··· THE RECORDS ···
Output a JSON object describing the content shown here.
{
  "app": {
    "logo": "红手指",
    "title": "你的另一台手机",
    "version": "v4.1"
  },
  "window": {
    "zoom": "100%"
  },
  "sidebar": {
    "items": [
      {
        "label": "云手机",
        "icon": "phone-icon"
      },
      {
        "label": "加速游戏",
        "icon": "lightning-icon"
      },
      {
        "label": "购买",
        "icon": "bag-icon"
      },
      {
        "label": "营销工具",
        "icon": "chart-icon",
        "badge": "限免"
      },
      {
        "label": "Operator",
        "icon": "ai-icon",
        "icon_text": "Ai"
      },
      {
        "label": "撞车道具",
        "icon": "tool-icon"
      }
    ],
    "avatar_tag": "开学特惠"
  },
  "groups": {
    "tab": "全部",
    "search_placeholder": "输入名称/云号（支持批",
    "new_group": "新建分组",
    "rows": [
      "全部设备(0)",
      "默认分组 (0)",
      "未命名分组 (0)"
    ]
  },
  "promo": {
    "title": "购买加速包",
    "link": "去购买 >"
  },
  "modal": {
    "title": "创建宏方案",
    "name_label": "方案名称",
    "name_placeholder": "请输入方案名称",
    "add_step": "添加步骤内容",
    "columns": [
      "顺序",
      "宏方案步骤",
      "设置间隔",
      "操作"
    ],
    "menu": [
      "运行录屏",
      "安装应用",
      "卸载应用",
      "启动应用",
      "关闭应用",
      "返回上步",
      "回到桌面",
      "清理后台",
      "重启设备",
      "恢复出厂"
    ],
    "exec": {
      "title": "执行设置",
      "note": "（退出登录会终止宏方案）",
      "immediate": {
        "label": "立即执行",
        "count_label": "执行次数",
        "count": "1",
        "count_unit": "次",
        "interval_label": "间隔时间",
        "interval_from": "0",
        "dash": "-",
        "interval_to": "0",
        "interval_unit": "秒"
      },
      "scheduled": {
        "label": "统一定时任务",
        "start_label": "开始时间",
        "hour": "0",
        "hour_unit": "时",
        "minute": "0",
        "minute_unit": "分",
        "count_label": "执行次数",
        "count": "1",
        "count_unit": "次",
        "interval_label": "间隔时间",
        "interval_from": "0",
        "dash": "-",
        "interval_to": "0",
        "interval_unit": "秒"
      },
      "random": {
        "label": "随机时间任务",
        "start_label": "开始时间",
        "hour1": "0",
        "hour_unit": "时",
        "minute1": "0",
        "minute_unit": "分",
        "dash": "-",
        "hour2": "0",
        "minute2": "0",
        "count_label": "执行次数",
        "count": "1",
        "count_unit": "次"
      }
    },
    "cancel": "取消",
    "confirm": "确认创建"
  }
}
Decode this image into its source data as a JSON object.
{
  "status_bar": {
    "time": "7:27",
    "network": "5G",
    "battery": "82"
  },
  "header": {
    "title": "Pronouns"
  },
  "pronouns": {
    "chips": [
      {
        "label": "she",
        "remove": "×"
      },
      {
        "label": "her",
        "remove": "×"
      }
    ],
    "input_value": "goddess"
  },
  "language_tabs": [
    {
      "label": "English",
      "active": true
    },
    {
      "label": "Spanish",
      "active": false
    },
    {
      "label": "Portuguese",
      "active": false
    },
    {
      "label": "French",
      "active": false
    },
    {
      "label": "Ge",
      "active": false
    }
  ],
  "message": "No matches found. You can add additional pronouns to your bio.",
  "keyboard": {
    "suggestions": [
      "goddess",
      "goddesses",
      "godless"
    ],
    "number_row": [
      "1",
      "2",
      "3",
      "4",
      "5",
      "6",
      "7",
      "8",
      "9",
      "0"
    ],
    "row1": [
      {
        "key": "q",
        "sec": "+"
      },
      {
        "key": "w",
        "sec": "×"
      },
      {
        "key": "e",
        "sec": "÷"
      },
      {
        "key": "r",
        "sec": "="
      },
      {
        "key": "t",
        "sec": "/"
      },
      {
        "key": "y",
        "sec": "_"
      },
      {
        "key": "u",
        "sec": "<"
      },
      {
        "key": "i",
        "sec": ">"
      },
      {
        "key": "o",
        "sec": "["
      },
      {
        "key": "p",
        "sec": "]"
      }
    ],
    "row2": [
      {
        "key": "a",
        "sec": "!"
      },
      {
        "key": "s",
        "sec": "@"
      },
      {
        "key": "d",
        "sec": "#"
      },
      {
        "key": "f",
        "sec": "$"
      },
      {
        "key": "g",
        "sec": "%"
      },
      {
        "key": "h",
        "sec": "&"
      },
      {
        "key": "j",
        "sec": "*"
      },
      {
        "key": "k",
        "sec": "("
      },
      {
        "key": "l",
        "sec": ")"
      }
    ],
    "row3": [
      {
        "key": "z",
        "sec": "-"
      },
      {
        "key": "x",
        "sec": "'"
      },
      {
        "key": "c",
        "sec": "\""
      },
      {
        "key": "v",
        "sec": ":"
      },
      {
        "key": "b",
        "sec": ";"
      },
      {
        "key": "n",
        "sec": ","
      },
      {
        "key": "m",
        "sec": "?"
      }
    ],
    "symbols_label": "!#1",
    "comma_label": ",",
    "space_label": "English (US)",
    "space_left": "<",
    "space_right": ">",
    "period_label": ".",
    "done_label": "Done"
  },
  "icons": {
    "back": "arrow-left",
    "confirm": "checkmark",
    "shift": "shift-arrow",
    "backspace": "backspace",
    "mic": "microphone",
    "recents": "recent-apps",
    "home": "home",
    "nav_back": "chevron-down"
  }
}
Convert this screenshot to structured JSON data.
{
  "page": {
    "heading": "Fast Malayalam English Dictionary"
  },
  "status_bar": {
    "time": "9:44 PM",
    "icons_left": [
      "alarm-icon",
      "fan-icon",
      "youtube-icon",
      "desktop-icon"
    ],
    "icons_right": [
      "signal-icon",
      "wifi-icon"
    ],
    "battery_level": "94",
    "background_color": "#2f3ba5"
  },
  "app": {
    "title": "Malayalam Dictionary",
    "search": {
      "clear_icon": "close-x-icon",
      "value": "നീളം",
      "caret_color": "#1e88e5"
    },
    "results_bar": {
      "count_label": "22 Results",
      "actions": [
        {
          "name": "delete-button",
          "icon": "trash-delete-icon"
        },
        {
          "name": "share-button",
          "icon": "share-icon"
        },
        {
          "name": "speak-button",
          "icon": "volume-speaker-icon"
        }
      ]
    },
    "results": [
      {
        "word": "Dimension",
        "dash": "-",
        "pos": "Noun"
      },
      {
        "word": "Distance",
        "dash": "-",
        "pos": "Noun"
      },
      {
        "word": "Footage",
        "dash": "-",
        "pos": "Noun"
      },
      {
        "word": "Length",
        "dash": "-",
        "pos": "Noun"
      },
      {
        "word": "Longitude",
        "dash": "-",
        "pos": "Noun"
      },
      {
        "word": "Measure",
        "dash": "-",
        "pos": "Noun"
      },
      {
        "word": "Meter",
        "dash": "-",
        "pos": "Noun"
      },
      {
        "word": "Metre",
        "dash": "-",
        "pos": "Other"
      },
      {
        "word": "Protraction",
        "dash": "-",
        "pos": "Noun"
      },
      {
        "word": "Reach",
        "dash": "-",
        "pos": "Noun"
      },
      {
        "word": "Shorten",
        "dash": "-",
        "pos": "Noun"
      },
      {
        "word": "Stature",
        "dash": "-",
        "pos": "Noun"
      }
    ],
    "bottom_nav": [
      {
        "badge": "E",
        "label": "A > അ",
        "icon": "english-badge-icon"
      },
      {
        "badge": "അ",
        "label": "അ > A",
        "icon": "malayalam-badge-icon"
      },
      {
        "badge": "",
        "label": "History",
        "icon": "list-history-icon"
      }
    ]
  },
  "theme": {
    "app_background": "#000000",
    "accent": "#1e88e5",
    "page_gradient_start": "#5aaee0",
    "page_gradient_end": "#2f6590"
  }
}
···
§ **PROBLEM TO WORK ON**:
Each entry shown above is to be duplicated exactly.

§ **RESULT OF THE EXERCISE**:
Output a JSON object describing the content shown here.
{
  "app": {
    "logo": "红手指",
    "title": "你的另一台手机",
    "version": "v4.1"
  },
  "window": {
    "zoom": "100%"
  },
  "sidebar": {
    "items": [
      {
        "label": "云手机",
        "icon": "phone-icon"
      },
      {
        "label": "加速游戏",
        "icon": "lightning-icon"
      },
      {
        "label": "购买",
        "icon": "bag-icon"
      },
      {
        "label": "营销工具",
        "icon": "chart-icon",
        "badge": "限免"
      },
      {
        "label": "Operator",
        "icon": "ai-icon",
        "icon_text": "Ai"
      },
      {
        "label": "撞车道具",
        "icon": "tool-icon"
      }
    ],
    "avatar_tag": "开学特惠"
  },
  "groups": {
    "tab": "全部",
    "search_placeholder": "输入名称/云号（支持批",
    "new_group": "新建分组",
    "rows": [
      "全部设备(0)",
      "默认分组 (0)",
      "未命名分组 (0)"
    ]
  },
  "promo": {
    "title": "购买加速包",
    "link": "去购买 >"
  },
  "modal": {
    "title": "创建宏方案",
    "name_label": "方案名称",
    "name_placeholder": "请输入方案名称",
    "add_step": "添加步骤内容",
    "columns": [
      "顺序",
      "宏方案步骤",
      "设置间隔",
      "操作"
    ],
    "menu": [
      "运行录屏",
      "安装应用",
      "卸载应用",
      "启动应用",
      "关闭应用",
      "返回上步",
      "回到桌面",
      "清理后台",
      "重启设备",
      "恢复出厂"
    ],
    "exec": {
      "title": "执行设置",
      "note": "（退出登录会终止宏方案）",
      "immediate": {
        "label": "立即执行",
        "count_label": "执行次数",
        "count": "1",
        "count_unit": "次",
        "interval_label": "间隔时间",
        "interval_from": "0",
        "dash": "-",
        "interval_to": "0",
        "interval_unit": "秒"
      },
      "scheduled": {
        "label": "统一定时任务",
        "start_label": "开始时间",
        "hour": "0",
        "hour_unit": "时",
        "minute": "0",
        "minute_unit": "分",
        "count_label": "执行次数",
        "count": "1",
        "count_unit": "次",
        "interval_label": "间隔时间",
        "interval_from": "0",
        "dash": "-",
        "interval_to": "0",
        "interval_unit": "秒"
      },
      "random": {
        "label": "随机时间任务",
        "start_label": "开始时间",
        "hour1": "0",
        "hour_unit": "时",
        "minute1": "0",
        "minute_unit": "分",
        "dash": "-",
        "hour2": "0",
        "minute2": "0",
        "count_label": "执行次数",
        "count": "1",
        "count_unit": "次"
      }
    },
    "cancel": "取消",
    "confirm": "确认创建"
  }
}
Decode this image into its source data as a JSON object.
{
  "status_bar": {
    "time": "7:27",
    "network": "5G",
    "battery": "82"
  },
  "header": {
    "title": "Pronouns"
  },
  "pronouns": {
    "chips": [
      {
        "label": "she",
        "remove": "×"
      },
      {
        "label": "her",
        "remove": "×"
      }
    ],
    "input_value": "goddess"
  },
  "language_tabs": [
    {
      "label": "English",
      "active": true
    },
    {
      "label": "Spanish",
      "active": false
    },
    {
      "label": "Portuguese",
      "active": false
    },
    {
      "label": "French",
      "active": false
    },
    {
      "label": "Ge",
      "active": false
    }
  ],
  "message": "No matches found. You can add additional pronouns to your bio.",
  "keyboard": {
    "suggestions": [
      "goddess",
      "goddesses",
      "godless"
    ],
    "number_row": [
      "1",
      "2",
      "3",
      "4",
      "5",
      "6",
      "7",
      "8",
      "9",
      "0"
    ],
    "row1": [
      {
        "key": "q",
        "sec": "+"
      },
      {
        "key": "w",
        "sec": "×"
      },
      {
        "key": "e",
        "sec": "÷"
      },
      {
        "key": "r",
        "sec": "="
      },
      {
        "key": "t",
        "sec": "/"
      },
      {
        "key": "y",
        "sec": "_"
      },
      {
        "key": "u",
        "sec": "<"
      },
      {
        "key": "i",
        "sec": ">"
      },
      {
        "key": "o",
        "sec": "["
      },
      {
        "key": "p",
        "sec": "]"
      }
    ],
    "row2": [
      {
        "key": "a",
        "sec": "!"
      },
      {
        "key": "s",
        "sec": "@"
      },
      {
        "key": "d",
        "sec": "#"
      },
      {
        "key": "f",
        "sec": "$"
      },
      {
        "key": "g",
        "sec": "%"
      },
      {
        "key": "h",
        "sec": "&"
      },
      {
        "key": "j",
        "sec": "*"
      },
      {
        "key": "k",
        "sec": "("
      },
      {
        "key": "l",
        "sec": ")"
      }
    ],
    "row3": [
      {
        "key": "z",
        "sec": "-"
      },
      {
        "key": "x",
        "sec": "'"
      },
      {
        "key": "c",
        "sec": "\""
      },
      {
        "key": "v",
        "sec": ":"
      },
      {
        "key": "b",
        "sec": ";"
      },
      {
        "key": "n",
        "sec": ","
      },
      {
        "key": "m",
        "sec": "?"
      }
    ],
    "symbols_label": "!#1",
    "comma_label": ",",
    "space_label": "English (US)",
    "space_left": "<",
    "space_right": ">",
    "period_label": ".",
    "done_label": "Done"
  },
  "icons": {
    "back": "arrow-left",
    "confirm": "checkmark",
    "shift": "shift-arrow",
    "backspace": "backspace",
    "mic": "microphone",
    "recents": "recent-apps",
    "home": "home",
    "nav_back": "chevron-down"
  }
}
Convert this screenshot to structured JSON data.
{
  "page": {
    "heading": "Fast Malayalam English Dictionary"
  },
  "status_bar": {
    "time": "9:44 PM",
    "icons_left": [
      "alarm-icon",
      "fan-icon",
      "youtube-icon",
      "desktop-icon"
    ],
    "icons_right": [
      "signal-icon",
      "wifi-icon"
    ],
    "battery_level": "94",
    "background_color": "#2f3ba5"
  },
  "app": {
    "title": "Malayalam Dictionary",
    "search": {
      "clear_icon": "close-x-icon",
      "value": "നീളം",
      "caret_color": "#1e88e5"
    },
    "results_bar": {
      "count_label": "22 Results",
      "actions": [
        {
          "name": "delete-button",
          "icon": "trash-delete-icon"
        },
        {
          "name": "share-button",
          "icon": "share-icon"
        },
        {
          "name": "speak-button",
          "icon": "volume-speaker-icon"
        }
      ]
    },
    "results": [
      {
        "word": "Dimension",
        "dash": "-",
        "pos": "Noun"
      },
      {
        "word": "Distance",
        "dash": "-",
        "pos": "Noun"
      },
      {
        "word": "Footage",
        "dash": "-",
        "pos": "Noun"
      },
      {
        "word": "Length",
        "dash": "-",
        "pos": "Noun"
      },
      {
        "word": "Longitude",
        "dash": "-",
        "pos": "Noun"
      },
      {
        "word": "Measure",
        "dash": "-",
        "pos": "Noun"
      },
      {
        "word": "Meter",
        "dash": "-",
        "pos": "Noun"
      },
      {
        "word": "Metre",
        "dash": "-",
        "pos": "Other"
      },
      {
        "word": "Protraction",
        "dash": "-",
        "pos": "Noun"
      },
      {
        "word": "Reach",
        "dash": "-",
        "pos": "Noun"
      },
      {
        "word": "Shorten",
        "dash": "-",
        "pos": "Noun"
      },
      {
        "word": "Stature",
        "dash": "-",
        "pos": "Noun"
      }
    ],
    "bottom_nav": [
      {
        "badge": "E",
        "label": "A > അ",
        "icon": "english-badge-icon"
      },
      {
        "badge": "അ",
        "label": "അ > A",
        "icon": "malayalam-badge-icon"
      },
      {
        "badge": "",
        "label": "History",
        "icon": "list-history-icon"
      }
    ]
  },
  "theme": {
    "app_background": "#000000",
    "accent": "#1e88e5",
    "page_gradient_start": "#5aaee0",
    "page_gradient_end": "#2f6590"
  }
}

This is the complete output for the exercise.